(Data about app and page elements)
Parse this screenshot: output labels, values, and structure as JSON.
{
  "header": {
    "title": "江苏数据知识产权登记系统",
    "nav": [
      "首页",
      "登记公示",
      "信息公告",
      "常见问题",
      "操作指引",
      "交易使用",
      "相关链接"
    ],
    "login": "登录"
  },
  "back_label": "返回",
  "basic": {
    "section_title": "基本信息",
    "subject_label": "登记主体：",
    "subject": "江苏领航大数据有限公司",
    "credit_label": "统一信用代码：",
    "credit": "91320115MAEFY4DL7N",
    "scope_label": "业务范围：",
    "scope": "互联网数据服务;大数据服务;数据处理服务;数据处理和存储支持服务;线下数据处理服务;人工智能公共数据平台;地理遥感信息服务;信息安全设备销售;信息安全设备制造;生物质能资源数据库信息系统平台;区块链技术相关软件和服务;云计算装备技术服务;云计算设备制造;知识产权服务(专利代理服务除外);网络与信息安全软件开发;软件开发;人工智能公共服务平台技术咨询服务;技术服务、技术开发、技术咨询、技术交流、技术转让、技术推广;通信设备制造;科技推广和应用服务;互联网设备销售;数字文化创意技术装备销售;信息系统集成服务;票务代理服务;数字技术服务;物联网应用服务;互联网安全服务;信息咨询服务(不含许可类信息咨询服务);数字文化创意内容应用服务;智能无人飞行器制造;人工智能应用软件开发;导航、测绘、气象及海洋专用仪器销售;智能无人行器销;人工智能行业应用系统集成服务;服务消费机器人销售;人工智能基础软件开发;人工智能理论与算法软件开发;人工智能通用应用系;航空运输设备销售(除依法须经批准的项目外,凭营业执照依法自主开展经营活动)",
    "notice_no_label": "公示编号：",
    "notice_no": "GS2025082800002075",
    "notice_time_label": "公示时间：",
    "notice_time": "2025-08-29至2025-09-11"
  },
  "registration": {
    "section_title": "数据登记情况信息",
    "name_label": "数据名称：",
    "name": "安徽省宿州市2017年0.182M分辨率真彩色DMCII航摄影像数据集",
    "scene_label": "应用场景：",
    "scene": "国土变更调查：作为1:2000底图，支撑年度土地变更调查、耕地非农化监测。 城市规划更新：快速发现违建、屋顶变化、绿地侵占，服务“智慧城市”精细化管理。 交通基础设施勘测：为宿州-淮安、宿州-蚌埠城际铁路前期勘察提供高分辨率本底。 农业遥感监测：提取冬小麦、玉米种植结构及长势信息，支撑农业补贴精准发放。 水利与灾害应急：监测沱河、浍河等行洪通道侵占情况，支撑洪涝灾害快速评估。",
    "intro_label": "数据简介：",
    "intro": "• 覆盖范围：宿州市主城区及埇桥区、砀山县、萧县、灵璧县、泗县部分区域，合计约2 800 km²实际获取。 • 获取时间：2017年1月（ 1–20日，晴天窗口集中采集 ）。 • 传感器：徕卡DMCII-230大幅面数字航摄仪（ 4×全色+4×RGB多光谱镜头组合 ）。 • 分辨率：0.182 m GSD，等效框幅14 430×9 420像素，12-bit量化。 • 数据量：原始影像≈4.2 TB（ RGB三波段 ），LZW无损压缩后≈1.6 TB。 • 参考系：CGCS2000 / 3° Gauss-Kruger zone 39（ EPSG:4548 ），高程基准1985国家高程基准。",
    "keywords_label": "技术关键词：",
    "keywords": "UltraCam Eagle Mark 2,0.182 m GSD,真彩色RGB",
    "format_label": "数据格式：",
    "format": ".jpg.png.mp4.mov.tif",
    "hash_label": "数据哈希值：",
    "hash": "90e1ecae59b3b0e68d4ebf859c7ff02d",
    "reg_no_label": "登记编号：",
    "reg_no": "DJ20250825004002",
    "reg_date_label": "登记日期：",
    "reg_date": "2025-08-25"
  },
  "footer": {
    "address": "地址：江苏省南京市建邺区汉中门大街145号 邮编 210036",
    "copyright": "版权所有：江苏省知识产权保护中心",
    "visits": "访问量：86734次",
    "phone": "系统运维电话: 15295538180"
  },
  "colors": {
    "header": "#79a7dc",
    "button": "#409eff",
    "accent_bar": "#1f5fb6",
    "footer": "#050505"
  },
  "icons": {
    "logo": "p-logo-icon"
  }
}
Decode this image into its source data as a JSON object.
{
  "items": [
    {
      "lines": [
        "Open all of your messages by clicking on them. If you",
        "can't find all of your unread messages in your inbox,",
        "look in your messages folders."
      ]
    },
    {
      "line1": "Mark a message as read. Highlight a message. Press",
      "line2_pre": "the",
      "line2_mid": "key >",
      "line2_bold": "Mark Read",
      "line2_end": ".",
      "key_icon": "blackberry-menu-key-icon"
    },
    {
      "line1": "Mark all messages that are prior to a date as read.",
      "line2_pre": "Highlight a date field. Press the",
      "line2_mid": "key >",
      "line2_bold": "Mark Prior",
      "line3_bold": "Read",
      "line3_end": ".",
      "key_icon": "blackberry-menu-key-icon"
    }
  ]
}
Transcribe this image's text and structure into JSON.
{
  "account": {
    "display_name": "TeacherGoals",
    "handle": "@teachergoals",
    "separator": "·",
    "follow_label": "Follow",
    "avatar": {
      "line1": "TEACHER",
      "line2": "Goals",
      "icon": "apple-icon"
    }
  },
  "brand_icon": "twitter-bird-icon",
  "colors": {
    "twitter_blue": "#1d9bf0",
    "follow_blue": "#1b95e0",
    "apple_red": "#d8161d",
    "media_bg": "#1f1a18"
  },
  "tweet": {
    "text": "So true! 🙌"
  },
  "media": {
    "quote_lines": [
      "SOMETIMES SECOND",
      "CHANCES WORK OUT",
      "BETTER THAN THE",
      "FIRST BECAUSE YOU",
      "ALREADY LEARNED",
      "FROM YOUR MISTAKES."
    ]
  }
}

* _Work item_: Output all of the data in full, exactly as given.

* _Answer for the task_:
Parse this screenshot: output labels, values, and structure as JSON.
{
  "header": {
    "title": "江苏数据知识产权登记系统",
    "nav": [
      "首页",
      "登记公示",
      "信息公告",
      "常见问题",
      "操作指引",
      "交易使用",
      "相关链接"
    ],
    "login": "登录"
  },
  "back_label": "返回",
  "basic": {
    "section_title": "基本信息",
    "subject_label": "登记主体：",
    "subject": "江苏领航大数据有限公司",
    "credit_label": "统一信用代码：",
    "credit": "91320115MAEFY4DL7N",
    "scope_label": "业务范围：",
    "scope": "互联网数据服务;大数据服务;数据处理服务;数据处理和存储支持服务;线下数据处理服务;人工智能公共数据平台;地理遥感信息服务;信息安全设备销售;信息安全设备制造;生物质能资源数据库信息系统平台;区块链技术相关软件和服务;云计算装备技术服务;云计算设备制造;知识产权服务(专利代理服务除外);网络与信息安全软件开发;软件开发;人工智能公共服务平台技术咨询服务;技术服务、技术开发、技术咨询、技术交流、技术转让、技术推广;通信设备制造;科技推广和应用服务;互联网设备销售;数字文化创意技术装备销售;信息系统集成服务;票务代理服务;数字技术服务;物联网应用服务;互联网安全服务;信息咨询服务(不含许可类信息咨询服务);数字文化创意内容应用服务;智能无人飞行器制造;人工智能应用软件开发;导航、测绘、气象及海洋专用仪器销售;智能无人行器销;人工智能行业应用系统集成服务;服务消费机器人销售;人工智能基础软件开发;人工智能理论与算法软件开发;人工智能通用应用系;航空运输设备销售(除依法须经批准的项目外,凭营业执照依法自主开展经营活动)",
    "notice_no_label": "公示编号：",
    "notice_no": "GS2025082800002075",
    "notice_time_label": "公示时间：",
    "notice_time": "2025-08-29至2025-09-11"
  },
  "registration": {
    "section_title": "数据登记情况信息",
    "name_label": "数据名称：",
    "name": "安徽省宿州市2017年0.182M分辨率真彩色DMCII航摄影像数据集",
    "scene_label": "应用场景：",
    "scene": "国土变更调查：作为1:2000底图，支撑年度土地变更调查、耕地非农化监测。 城市规划更新：快速发现违建、屋顶变化、绿地侵占，服务“智慧城市”精细化管理。 交通基础设施勘测：为宿州-淮安、宿州-蚌埠城际铁路前期勘察提供高分辨率本底。 农业遥感监测：提取冬小麦、玉米种植结构及长势信息，支撑农业补贴精准发放。 水利与灾害应急：监测沱河、浍河等行洪通道侵占情况，支撑洪涝灾害快速评估。",
    "intro_label": "数据简介：",
    "intro": "• 覆盖范围：宿州市主城区及埇桥区、砀山县、萧县、灵璧县、泗县部分区域，合计约2 800 km²实际获取。 • 获取时间：2017年1月（ 1–20日，晴天窗口集中采集 ）。 • 传感器：徕卡DMCII-230大幅面数字航摄仪（ 4×全色+4×RGB多光谱镜头组合 ）。 • 分辨率：0.182 m GSD，等效框幅14 430×9 420像素，12-bit量化。 • 数据量：原始影像≈4.2 TB（ RGB三波段 ），LZW无损压缩后≈1.6 TB。 • 参考系：CGCS2000 / 3° Gauss-Kruger zone 39（ EPSG:4548 ），高程基准1985国家高程基准。",
    "keywords_label": "技术关键词：",
    "keywords": "UltraCam Eagle Mark 2,0.182 m GSD,真彩色RGB",
    "format_label": "数据格式：",
    "format": ".jpg.png.mp4.mov.tif",
    "hash_label": "数据哈希值：",
    "hash": "90e1ecae59b3b0e68d4ebf859c7ff02d",
    "reg_no_label": "登记编号：",
    "reg_no": "DJ20250825004002",
    "reg_date_label": "登记日期：",
    "reg_date": "2025-08-25"
  },
  "footer": {
    "address": "地址：江苏省南京市建邺区汉中门大街145号 邮编 210036",
    "copyright": "版权所有：江苏省知识产权保护中心",
    "visits": "访问量：86734次",
    "phone": "系统运维电话: 15295538180"
  },
  "colors": {
    "header": "#79a7dc",
    "button": "#409eff",
    "accent_bar": "#1f5fb6",
    "footer": "#050505"
  },
  "icons": {
    "logo": "p-logo-icon"
  }
}
Decode this image into its source data as a JSON object.
{
  "items": [
    {
      "lines": [
        "Open all of your messages by clicking on them. If you",
        "can't find all of your unread messages in your inbox,",
        "look in your messages folders."
      ]
    },
    {
      "line1": "Mark a message as read. Highlight a message. Press",
      "line2_pre": "the",
      "line2_mid": "key >",
      "line2_bold": "Mark Read",
      "line2_end": ".",
      "key_icon": "blackberry-menu-key-icon"
    },
    {
      "line1": "Mark all messages that are prior to a date as read.",
      "line2_pre": "Highlight a date field. Press the",
      "line2_mid": "key >",
      "line2_bold": "Mark Prior",
      "line3_bold": "Read",
      "line3_end": ".",
      "key_icon": "blackberry-menu-key-icon"
    }
  ]
}
Transcribe this image's text and structure into JSON.
{
  "account": {
    "display_name": "TeacherGoals",
    "handle": "@teachergoals",
    "separator": "·",
    "follow_label": "Follow",
    "avatar": {
      "line1": "TEACHER",
      "line2": "Goals",
      "icon": "apple-icon"
    }
  },
  "brand_icon": "twitter-bird-icon",
  "colors": {
    "twitter_blue": "#1d9bf0",
    "follow_blue": "#1b95e0",
    "apple_red": "#d8161d",
    "media_bg": "#1f1a18"
  },
  "tweet": {
    "text": "So true! 🙌"
  },
  "media": {
    "quote_lines": [
      "SOMETIMES SECOND",
      "CHANCES WORK OUT",
      "BETTER THAN THE",
      "FIRST BECAUSE YOU",
      "ALREADY LEARNED",
      "FROM YOUR MISTAKES."
    ]
  }
}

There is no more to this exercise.